The kinds of programs and schools that parents and students would be eager to run to.
Consider how High Tech High, a school recognized to be among the most innovative in the country …
… got started in the late 1990s.
The San Diego Chamber of Commerce’s Roundtable on Education …
… came together over a several-year period to recommend the creation of a new charter school that would do very innovative things.
Now, CharterFolk, really.
Do any of us think that a roundtable of business leaders in San Diego or in any part of the country would come together in the current environment to support anything that the local public school monopoly would consider a threat?
Look what the teacher union did to business leaders who dared support the creation of a new charter school in New Bedford this year …
… business leaders who had previously been anointed community heroes when they worked to support local monopoly programs.
The proposed new school was summarily killed off …
… and the business leaders were made to promise to never make such a mistake again.
This is what is happening all over the country.
Just this week I spoke with another charter school advocacy leader who told me about a Fortune 500 CEO who had left their organization’s board due to pressure from the local teacher union.
Look at San Diego’s Business Roundtable’s agenda today …
Not a word about charter schools, or any other bold reform along the lines that Michael Horn is calling for.
Everything is about supporting local school districts to do even more of what they’re already doing.
It leaves the business community and vast swaths of civically-minded individuals in communities across the country essentially AWOL on education reform efforts.

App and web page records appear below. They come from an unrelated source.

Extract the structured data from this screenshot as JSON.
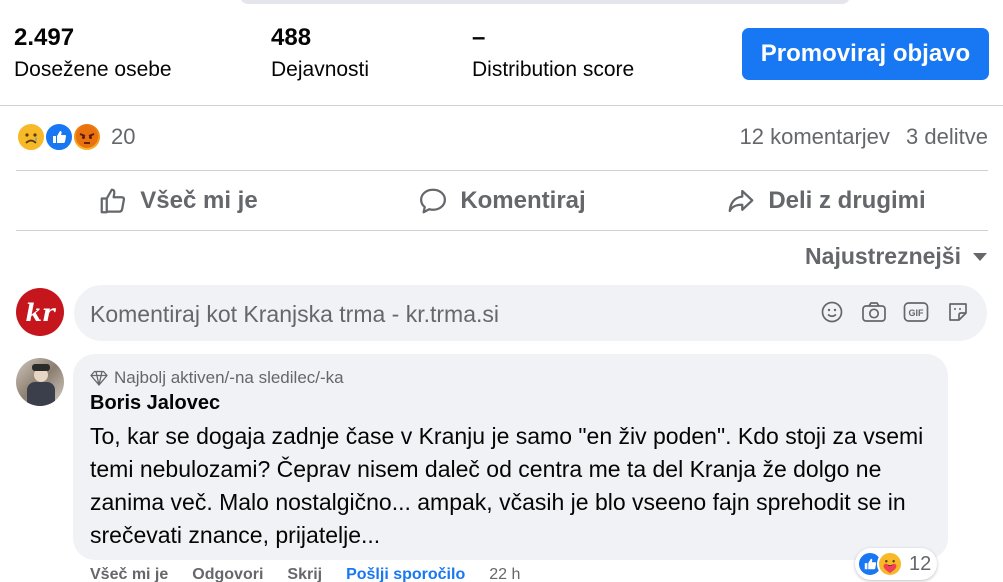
{
  "stats": {
    "reach_value": "2.497",
    "reach_label": "Dosežene osebe",
    "engagement_value": "488",
    "engagement_label": "Dejavnosti",
    "distribution_value": "–",
    "distribution_label": "Distribution score",
    "promote_label": "Promoviraj objavo"
  },
  "reactions": {
    "icons": [
      "sad-icon",
      "like-icon",
      "angry-icon"
    ],
    "count": "20",
    "comments": "12 komentarjev",
    "shares": "3 delitve"
  },
  "actions": {
    "like": "Všeč mi je",
    "comment": "Komentiraj",
    "share": "Deli z drugimi"
  },
  "sort": {
    "label": "Najustreznejši"
  },
  "composer": {
    "avatar_text": "kr",
    "placeholder": "Komentiraj kot Kranjska trma - kr.trma.si",
    "icons": [
      "emoji-icon",
      "camera-icon",
      "gif-icon",
      "sticker-icon"
    ]
  },
  "comment": {
    "badge": "Najbolj aktiven/-na sledilec/-ka",
    "author": "Boris Jalovec",
    "text": "To, kar se dogaja zadnje čase v Kranju je samo \"en živ poden\". Kdo stoji za vsemi temi nebulozami? Čeprav nisem daleč od centra me ta del Kranja že dolgo ne zanima več. Malo nostalgično... ampak, včasih je blo vseeno fajn sprehodit se in srečevati znance, prijatelje...",
    "reaction_icons": [
      "like-icon",
      "care-icon"
    ],
    "reaction_count": "12",
    "like": "Všeč mi je",
    "reply": "Odgovori",
    "hide": "Skrij",
    "send_message": "Pošlji sporočilo",
    "time": "22 h"
  },
  "colors": {
    "accent": "#1877f2",
    "muted_text": "#65676b",
    "bubble_bg": "#f0f2f5",
    "divider": "#ced0d4"
  }
}
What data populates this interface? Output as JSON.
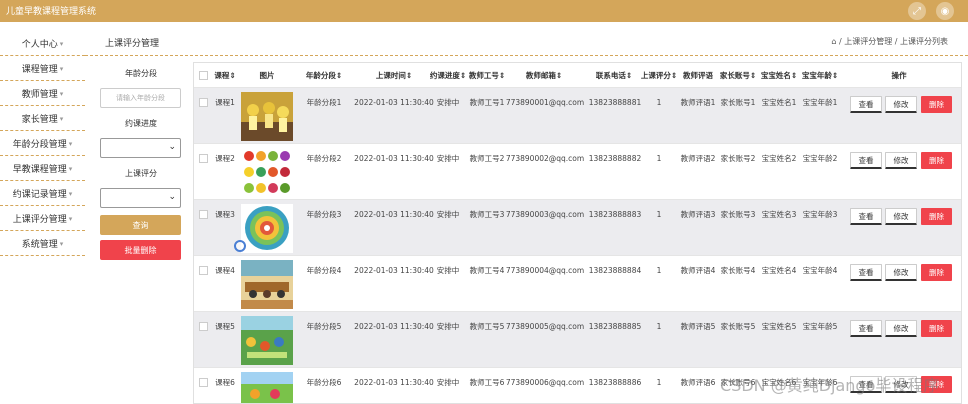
{
  "app": {
    "title": "儿童早教课程管理系统",
    "icons": [
      "fullscreen-icon",
      "user-icon"
    ]
  },
  "sidebar": {
    "items": [
      {
        "label": "个人中心"
      },
      {
        "label": "课程管理"
      },
      {
        "label": "教师管理"
      },
      {
        "label": "家长管理"
      },
      {
        "label": "年龄分段管理"
      },
      {
        "label": "早教课程管理"
      },
      {
        "label": "约课记录管理"
      },
      {
        "label": "上课评分管理"
      },
      {
        "label": "系统管理"
      }
    ]
  },
  "header": {
    "page_title": "上课评分管理",
    "breadcrumb": "⌂ / 上课评分管理 / 上课评分列表"
  },
  "filter": {
    "age_label": "年龄分段",
    "age_placeholder": "请输入年龄分段",
    "progress_label": "约课进度",
    "progress_value": "",
    "score_label": "上课评分",
    "score_value": "",
    "query_button": "查询",
    "batch_delete_button": "批量删除"
  },
  "colors": {
    "brand": "#d4a65a",
    "danger": "#f0434b"
  },
  "table": {
    "headers": [
      "课程⇕",
      "图片",
      "年龄分段⇕",
      "上课时间⇕",
      "约课进度⇕",
      "教师工号⇕",
      "教师邮箱⇕",
      "联系电话⇕",
      "上课评分⇕",
      "教师评语",
      "家长账号⇕",
      "宝宝姓名⇕",
      "宝宝年龄⇕",
      "操作"
    ],
    "rows": [
      {
        "course": "课程1",
        "age": "年龄分段1",
        "time": "2022-01-03 11:30:40",
        "progress": "安排中",
        "teacher_id": "教师工号1",
        "email": "773890001@qq.com",
        "phone": "13823888881",
        "score": "1",
        "comment": "教师评语1",
        "parent": "家长账号1",
        "baby_name": "宝宝姓名1",
        "baby_age": "宝宝年龄1"
      },
      {
        "course": "课程2",
        "age": "年龄分段2",
        "time": "2022-01-03 11:30:40",
        "progress": "安排中",
        "teacher_id": "教师工号2",
        "email": "773890002@qq.com",
        "phone": "13823888882",
        "score": "1",
        "comment": "教师评语2",
        "parent": "家长账号2",
        "baby_name": "宝宝姓名2",
        "baby_age": "宝宝年龄2"
      },
      {
        "course": "课程3",
        "age": "年龄分段3",
        "time": "2022-01-03 11:30:40",
        "progress": "安排中",
        "teacher_id": "教师工号3",
        "email": "773890003@qq.com",
        "phone": "13823888883",
        "score": "1",
        "comment": "教师评语3",
        "parent": "家长账号3",
        "baby_name": "宝宝姓名3",
        "baby_age": "宝宝年龄3"
      },
      {
        "course": "课程4",
        "age": "年龄分段4",
        "time": "2022-01-03 11:30:40",
        "progress": "安排中",
        "teacher_id": "教师工号4",
        "email": "773890004@qq.com",
        "phone": "13823888884",
        "score": "1",
        "comment": "教师评语4",
        "parent": "家长账号4",
        "baby_name": "宝宝姓名4",
        "baby_age": "宝宝年龄4"
      },
      {
        "course": "课程5",
        "age": "年龄分段5",
        "time": "2022-01-03 11:30:40",
        "progress": "安排中",
        "teacher_id": "教师工号5",
        "email": "773890005@qq.com",
        "phone": "13823888885",
        "score": "1",
        "comment": "教师评语5",
        "parent": "家长账号5",
        "baby_name": "宝宝姓名5",
        "baby_age": "宝宝年龄5"
      },
      {
        "course": "课程6",
        "age": "年龄分段6",
        "time": "2022-01-03 11:30:40",
        "progress": "安排中",
        "teacher_id": "教师工号6",
        "email": "773890006@qq.com",
        "phone": "13823888886",
        "score": "1",
        "comment": "教师评语6",
        "parent": "家长账号6",
        "baby_name": "宝宝姓名6",
        "baby_age": "宝宝年龄6"
      }
    ],
    "view_label": "查看",
    "edit_label": "修改",
    "delete_label": "删除"
  },
  "watermark": "CSDN @黄纯Django毕设程序"
}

It didn’t used to be this way, CharterFolk.
It used to be that charter schools were among the things that teacher unions and other protectors of the Establishment most reviled.
But now we are what they revile most.
Unlike earlier in our history when Establishment protectors didn’t consider us such a threat and would essentially let something like High Tech High get started, today they scour every nook and cranny of the landscape for any sign that a business leader or any other community member might be willing to support the establishment of something new and truly innovative.
That is enough to kill most things off.
And the only way out of this situation is not pretending that it’s somehow going to magically go away.
We have to make it go away.
And we do that by articulating our critique.
And by articulating a compelling North Start toward which all civically-minded individuals can proudly and publicly aspire.
One that doesn’t blame or scapegoat those who are working within the traditional system as the root of the problem.
But one that highlights that the system itself is barely even public and holds absolutely all people back.
Certainly all kids.
But also all adults, the vast majority of whom want to offer something better to their students and have the ability to do so if their potential could be unleashed.
Properly articulated and broadly supported, a compelling new North Star will catalyze myriad new policy proposals and program innovations.
Enough to put the Establishment back where it belongs politically.
On its haunches.
Such that the fundamental redesign of our public education system and the release of innovation we so desperately need can proceed.
No one is going to articulate that North Star, CharterFolk.
Except for us.
Before the spark consumes its fuse …
… don’t you think it’s time?